These are the first frame and panel doors that I’ve done just using router rail and stile bits rather than doing an actual mortise and tenon. That was probably a mistake with this style of door as there is nothing but the tension of the spaceballs to keep proper placement of the middle rail (someone more experienced probably can give the right way to do this). I used self-closing euro hinges for the cabinet doors and I think I calculated wrong because I ended up with too big of a gap (~3/8”) between the doors, even with the lateral adjustment screws all the way in (my girlfriend watched me close the doors and innocently asked whether there was a piece that went between them—grrr). You’ll also see on the close-up that some of the seams in the frame and panel aren’t totally clean. I think the narrow width of the stock and poor set-up caused me to rock a bit when routing the end grain of the rails.

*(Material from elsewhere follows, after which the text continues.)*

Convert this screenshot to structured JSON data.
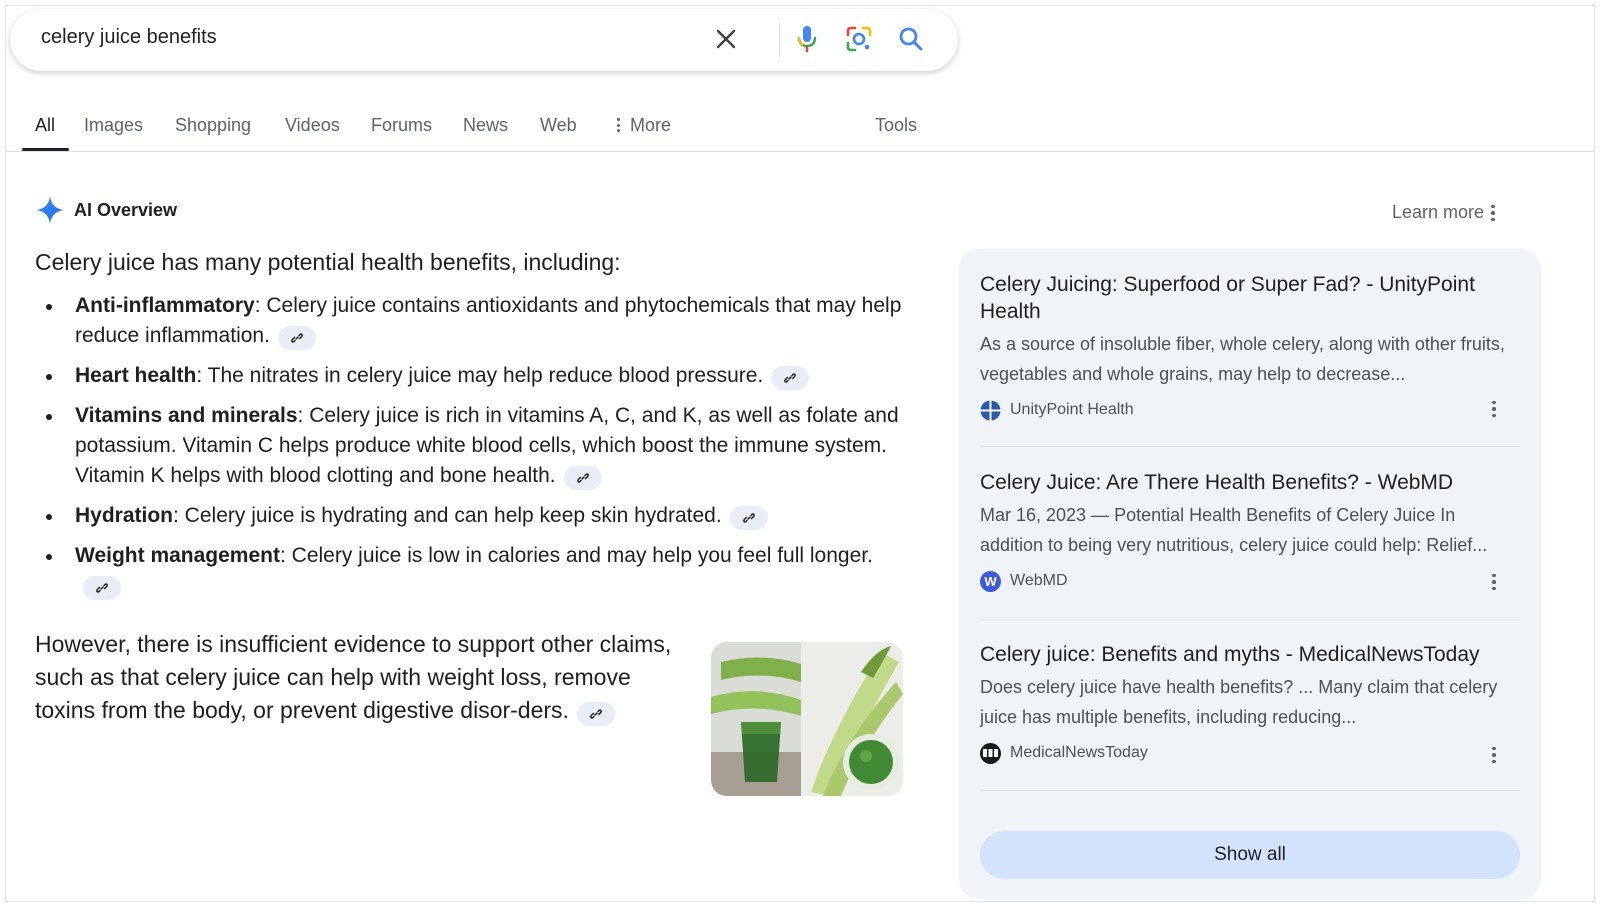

You can kind of see from the table top pic the 6 diamond inlays to cover knotholes in the wood. My execution of the inlay was a bit poor, but even beyond that I think I should’ve used contrasting wood because it matches color close enough that it just looks like a badly done fix rather than the design element I intended it to be. I also intended to have a curve on the lower side of the top rails of the doors but didn’t because the straight grain pieces I had picked out for the frame didn’t have enough width. Now I think the top section looks a little too boxy and maybe that would’ve helped. Looking at it now I also think that some small molding at the top above the doors may have given it a more finished look.
Although this post is mostly about the various screw-ups, I had a great time building it and I’m really happy with the end result. The finish by the way is poly over oil. Shellac over oil is my go-to but I switched it up because I’m sure I’ll spill my fair share of whiskey on this over its lifetime. In fact, might go spill a bit on it now.
Thanks for reading—